Record extracts Block Start

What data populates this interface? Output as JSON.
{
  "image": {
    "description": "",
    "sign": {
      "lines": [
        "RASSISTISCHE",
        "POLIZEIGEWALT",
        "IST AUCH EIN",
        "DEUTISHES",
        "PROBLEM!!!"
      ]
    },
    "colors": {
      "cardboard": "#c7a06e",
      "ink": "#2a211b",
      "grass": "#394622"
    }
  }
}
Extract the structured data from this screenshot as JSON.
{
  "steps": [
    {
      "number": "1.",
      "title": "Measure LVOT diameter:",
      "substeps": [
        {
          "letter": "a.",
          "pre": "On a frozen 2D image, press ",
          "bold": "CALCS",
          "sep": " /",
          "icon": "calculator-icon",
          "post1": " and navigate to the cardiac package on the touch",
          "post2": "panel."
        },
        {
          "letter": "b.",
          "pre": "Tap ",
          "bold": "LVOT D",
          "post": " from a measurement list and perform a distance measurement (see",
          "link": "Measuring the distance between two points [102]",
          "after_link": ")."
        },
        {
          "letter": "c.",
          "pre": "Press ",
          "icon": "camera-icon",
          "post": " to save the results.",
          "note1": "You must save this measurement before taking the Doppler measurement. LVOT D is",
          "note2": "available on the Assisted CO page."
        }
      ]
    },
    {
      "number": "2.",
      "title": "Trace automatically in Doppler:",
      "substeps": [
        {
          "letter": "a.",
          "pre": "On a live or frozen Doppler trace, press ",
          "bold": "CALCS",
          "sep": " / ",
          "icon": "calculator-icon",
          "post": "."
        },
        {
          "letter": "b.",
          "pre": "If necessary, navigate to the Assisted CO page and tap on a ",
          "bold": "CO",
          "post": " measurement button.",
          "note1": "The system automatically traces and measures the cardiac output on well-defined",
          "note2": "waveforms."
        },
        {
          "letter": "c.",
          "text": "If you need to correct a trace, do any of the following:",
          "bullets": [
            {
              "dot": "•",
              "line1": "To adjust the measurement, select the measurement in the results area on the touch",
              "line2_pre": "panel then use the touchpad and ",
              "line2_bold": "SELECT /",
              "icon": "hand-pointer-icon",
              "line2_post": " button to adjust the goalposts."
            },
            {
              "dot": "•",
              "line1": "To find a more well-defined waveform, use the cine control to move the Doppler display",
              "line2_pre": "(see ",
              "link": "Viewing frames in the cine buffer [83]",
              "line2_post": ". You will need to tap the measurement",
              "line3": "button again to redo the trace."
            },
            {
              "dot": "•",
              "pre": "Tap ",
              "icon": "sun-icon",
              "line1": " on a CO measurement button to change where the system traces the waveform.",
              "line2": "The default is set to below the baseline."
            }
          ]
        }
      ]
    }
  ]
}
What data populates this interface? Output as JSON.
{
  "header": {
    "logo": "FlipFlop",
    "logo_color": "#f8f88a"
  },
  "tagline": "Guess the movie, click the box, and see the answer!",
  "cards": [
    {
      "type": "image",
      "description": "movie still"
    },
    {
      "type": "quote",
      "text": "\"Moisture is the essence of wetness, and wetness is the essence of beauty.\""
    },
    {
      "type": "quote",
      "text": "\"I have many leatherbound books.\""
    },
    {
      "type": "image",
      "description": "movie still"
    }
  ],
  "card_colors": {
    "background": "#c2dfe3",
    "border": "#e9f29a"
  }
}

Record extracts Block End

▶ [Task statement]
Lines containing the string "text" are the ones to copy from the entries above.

▶ [Task answer]
          "text": "If you need to correct a trace, do any of the following:",
      "text": "\"Moisture is the essence of wetness, and wetness is the essence of beauty.\""
      "text": "\"I have many leatherbound books.\""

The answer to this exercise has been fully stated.